“Our American professors like their literature clear and cold and pure and very dead.”

In the 1920s, Sinclair Lewis became one of the most successful writers in America. During that decade he penned a series of five hugely popular novels: Main Street, Babbitt, Arrowsmith, Elmer Gantry and Dodsworth. In 1930, Lewis became the first American writer to be awarded the Nobel Prize in Literature by the Swedish Academy that … Read more

“The rich are different”… The legendary “exchange” between F. Scott Fitzgerald and Ernest Hemingway…

  If you’re a quotation buff, you’ve probably heard of a legendary exchange about “rich people” that supposedly took place between the American novelists F. Scott Fitzgerald (1896-1940) and Ernest Hemingway (1899-1961). Fitzgerald is usually quoted as saying either “The rich are different from you and me” or “The rich are different from us.” Hemingway … Read more

“I’ll make him an offer he can’t refuse.”

I’m a big fan of the Mario Puzo’s 1969 novel The Godfather and the movie that was made from it in 1972. I am also a big fan of vintage men’s adventure magazines. In fact, I write a blog about them (MensPulpMags.com). I also co-edit anthologies of classic men’s adventure magazine stories for the Men’s … Read more

“Prose = words in their best order; — poetry = the best words in the best order.”

Most of the best-known quotes by the British poet and critic Samuel Taylor Coleridge come from his poems The Rime of the Ancient Mariner (1798) and Kubla Khan (1816). But one of his most famous quotations is not something he wrote. It’s a remark he made in a conversation that was jotted down by his … Read more

The secret behind the famous phrase “the heart is a lonely hunter”…

On June 4, 1940, Houghton Mifflin published the first novel by the American writer Carson McCullers, a sensitive story about misfits and social outcasts in a Southern mill town titled The Heart Is a Lonely Hunter. The success of McCullers’ book made its title a familiar and oft-quoted phrase. The novel was later adapted into … Read more

“A little learning is a dangerous thing.” (A little knowledge, too, but that’s a misquote.)

Most people have heard the old line of poetry: “A little learning is a dangerous thing.” It became a proverbial saying that has been — and is still is — used and repurposed in many ways. The common variation is “A little knowledge is a dangerous thing.” However, that’s an misquote of the original line … Read more

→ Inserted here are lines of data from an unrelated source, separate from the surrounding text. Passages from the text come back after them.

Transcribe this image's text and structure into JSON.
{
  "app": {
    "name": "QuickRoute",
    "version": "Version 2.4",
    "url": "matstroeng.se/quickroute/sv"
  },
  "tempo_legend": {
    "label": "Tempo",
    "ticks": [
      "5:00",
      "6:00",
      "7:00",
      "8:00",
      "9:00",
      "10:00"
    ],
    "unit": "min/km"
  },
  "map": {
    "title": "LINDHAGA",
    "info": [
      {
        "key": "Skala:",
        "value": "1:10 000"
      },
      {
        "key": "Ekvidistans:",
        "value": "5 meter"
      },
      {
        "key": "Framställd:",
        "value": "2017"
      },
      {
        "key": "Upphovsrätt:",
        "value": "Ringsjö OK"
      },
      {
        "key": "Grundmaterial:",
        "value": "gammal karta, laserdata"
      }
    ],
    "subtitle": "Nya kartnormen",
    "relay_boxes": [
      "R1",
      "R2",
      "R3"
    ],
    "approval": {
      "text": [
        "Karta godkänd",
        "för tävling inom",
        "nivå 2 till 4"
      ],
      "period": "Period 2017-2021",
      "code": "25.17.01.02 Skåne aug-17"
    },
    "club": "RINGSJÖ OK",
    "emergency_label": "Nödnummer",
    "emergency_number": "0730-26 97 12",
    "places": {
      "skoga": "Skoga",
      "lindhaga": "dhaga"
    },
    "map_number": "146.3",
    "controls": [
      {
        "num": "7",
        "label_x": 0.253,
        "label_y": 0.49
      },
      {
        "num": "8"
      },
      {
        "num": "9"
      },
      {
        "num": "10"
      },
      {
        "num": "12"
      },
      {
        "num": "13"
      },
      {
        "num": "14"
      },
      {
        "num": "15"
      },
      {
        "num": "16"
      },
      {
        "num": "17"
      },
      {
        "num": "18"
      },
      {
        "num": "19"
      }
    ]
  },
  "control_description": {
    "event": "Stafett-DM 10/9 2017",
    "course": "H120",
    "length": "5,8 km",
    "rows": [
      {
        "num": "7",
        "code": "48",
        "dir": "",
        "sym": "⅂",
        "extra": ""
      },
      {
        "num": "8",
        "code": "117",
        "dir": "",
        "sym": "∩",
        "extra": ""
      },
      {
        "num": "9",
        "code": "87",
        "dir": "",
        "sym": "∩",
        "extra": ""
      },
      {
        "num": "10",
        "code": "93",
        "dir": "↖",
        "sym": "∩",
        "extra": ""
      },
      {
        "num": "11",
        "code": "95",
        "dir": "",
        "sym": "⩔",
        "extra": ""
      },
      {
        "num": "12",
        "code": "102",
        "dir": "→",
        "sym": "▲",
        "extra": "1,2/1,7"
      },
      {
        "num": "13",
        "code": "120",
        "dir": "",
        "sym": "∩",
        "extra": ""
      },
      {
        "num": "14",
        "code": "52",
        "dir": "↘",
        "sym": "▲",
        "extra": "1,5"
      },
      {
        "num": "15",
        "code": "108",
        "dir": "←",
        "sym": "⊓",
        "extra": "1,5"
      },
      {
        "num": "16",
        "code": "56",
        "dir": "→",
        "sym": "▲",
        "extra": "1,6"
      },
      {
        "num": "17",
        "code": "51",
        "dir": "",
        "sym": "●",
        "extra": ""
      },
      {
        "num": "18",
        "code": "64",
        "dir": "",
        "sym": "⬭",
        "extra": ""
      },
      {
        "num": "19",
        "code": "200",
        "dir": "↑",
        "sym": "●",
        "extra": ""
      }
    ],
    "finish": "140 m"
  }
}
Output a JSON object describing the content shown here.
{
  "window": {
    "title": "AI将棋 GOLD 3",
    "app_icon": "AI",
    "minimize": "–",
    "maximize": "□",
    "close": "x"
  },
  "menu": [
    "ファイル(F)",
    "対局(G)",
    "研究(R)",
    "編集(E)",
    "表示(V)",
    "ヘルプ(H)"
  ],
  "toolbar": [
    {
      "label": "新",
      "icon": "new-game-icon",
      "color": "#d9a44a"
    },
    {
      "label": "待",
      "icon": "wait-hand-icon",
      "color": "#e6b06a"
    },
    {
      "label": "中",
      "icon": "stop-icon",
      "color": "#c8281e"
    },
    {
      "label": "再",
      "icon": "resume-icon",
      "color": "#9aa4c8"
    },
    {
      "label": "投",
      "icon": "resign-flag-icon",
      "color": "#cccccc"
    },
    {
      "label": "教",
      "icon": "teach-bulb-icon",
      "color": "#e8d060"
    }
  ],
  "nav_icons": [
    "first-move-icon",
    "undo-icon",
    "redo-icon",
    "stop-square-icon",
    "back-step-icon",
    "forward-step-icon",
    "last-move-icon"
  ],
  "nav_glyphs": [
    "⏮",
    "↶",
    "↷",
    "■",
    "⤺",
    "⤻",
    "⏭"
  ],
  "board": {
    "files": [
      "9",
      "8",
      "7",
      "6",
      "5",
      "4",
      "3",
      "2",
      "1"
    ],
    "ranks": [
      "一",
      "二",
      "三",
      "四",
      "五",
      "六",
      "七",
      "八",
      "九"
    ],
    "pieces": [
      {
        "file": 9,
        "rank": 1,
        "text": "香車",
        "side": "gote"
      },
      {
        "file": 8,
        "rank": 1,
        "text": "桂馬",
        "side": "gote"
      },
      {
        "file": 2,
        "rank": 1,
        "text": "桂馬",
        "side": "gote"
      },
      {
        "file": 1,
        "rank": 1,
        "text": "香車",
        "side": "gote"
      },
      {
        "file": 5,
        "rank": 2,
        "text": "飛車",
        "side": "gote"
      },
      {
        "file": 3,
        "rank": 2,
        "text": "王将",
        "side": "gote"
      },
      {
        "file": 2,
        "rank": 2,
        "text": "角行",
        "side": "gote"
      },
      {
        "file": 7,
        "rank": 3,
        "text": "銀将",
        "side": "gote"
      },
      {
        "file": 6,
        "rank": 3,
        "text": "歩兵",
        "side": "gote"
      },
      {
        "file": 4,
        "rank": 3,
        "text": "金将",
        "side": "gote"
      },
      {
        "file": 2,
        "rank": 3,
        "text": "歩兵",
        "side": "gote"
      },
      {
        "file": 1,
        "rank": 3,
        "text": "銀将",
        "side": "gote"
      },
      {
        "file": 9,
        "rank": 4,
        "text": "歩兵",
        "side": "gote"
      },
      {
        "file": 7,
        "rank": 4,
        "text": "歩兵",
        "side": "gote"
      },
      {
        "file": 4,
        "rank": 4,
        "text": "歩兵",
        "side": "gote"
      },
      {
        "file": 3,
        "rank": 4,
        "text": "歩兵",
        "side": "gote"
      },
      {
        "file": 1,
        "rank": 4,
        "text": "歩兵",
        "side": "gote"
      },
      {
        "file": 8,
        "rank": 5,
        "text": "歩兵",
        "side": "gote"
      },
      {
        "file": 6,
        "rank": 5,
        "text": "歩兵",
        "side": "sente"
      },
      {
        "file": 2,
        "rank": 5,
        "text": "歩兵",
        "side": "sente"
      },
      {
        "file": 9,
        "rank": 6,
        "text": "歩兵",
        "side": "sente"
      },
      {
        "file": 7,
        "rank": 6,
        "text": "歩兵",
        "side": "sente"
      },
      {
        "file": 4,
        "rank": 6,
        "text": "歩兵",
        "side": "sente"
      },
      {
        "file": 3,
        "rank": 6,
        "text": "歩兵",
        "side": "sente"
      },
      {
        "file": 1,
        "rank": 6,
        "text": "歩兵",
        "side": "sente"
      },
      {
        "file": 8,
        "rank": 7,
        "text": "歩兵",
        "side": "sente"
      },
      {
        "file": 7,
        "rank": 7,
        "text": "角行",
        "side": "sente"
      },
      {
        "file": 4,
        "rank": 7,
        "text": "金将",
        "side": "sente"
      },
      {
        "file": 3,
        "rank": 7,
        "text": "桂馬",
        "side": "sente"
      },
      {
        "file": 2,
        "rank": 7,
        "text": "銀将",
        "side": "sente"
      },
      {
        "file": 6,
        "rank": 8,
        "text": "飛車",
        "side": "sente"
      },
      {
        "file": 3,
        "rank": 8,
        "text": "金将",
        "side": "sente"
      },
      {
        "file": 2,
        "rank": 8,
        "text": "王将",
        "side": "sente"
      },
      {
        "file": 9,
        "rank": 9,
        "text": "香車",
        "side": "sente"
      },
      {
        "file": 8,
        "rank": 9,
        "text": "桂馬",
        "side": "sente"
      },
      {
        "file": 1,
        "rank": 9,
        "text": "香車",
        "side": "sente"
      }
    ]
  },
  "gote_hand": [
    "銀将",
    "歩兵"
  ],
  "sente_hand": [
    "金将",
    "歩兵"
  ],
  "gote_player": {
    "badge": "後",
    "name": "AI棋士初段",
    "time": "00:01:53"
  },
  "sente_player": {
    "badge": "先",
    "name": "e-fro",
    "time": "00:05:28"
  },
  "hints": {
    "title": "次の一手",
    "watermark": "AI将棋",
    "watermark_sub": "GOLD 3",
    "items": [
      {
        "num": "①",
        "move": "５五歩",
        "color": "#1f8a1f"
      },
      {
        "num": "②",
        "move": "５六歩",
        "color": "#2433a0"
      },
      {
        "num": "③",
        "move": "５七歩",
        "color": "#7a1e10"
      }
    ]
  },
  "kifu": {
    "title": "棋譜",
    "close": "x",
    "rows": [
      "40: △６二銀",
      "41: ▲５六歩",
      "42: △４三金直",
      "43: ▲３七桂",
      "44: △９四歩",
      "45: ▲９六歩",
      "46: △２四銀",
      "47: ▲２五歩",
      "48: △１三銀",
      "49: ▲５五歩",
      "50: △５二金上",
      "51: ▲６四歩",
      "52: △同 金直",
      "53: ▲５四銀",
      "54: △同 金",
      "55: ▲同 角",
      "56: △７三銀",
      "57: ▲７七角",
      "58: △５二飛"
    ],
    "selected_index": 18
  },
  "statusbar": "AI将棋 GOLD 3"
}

“We don’t need no stinking badges!” – the misquote that became a famous quote

“We don’t need no stinking badges!” is one of the few famous lines that is both a famous quote and a misquote. It’s also the source of many variations about stinkin’ things we don’t need. The evolution of this line began in 1927 with the publication of the novel The Treasure of the Sierra Madre, … Read more

“He who destroys a good book kills reason itself.”

In the 1630s, England’s infamous “Star Chamber” (sort of a politically-oriented version of the Spanish Inquisition) banned the printing or sale of “any seditious, scismaticall, or offensive Bookes or Pamphlets.” The Star Chamber was abolished in 1641. But two years later, the British House of Commons passed a new censorship law. Although it was called … Read more

“Never play cards with a man called Doc” — and other advice from Nelson Algren…

The copyright record for the novel A Walk on the Wild Side by Nelson Algren says it was copyrighted on May 18, 1956. Traditionally, the copyright date is also a book’s initial publication date. Algren’s novel might have been released sooner if not for a dispute he had with his publishing company, Doubleday. Doubleday had … Read more

“I had a lover’s quarrel with the world.”

The great American poet Robert Frost died in 1963, when he was 88 years old. But he wrote his epitaph more than two decades before that, in a poem titled “The Lesson for Today.” Frost first unveiled and recited the poem on June 20, 1941, at an event celebrating the anniversary of Harvard University’s Phi … Read more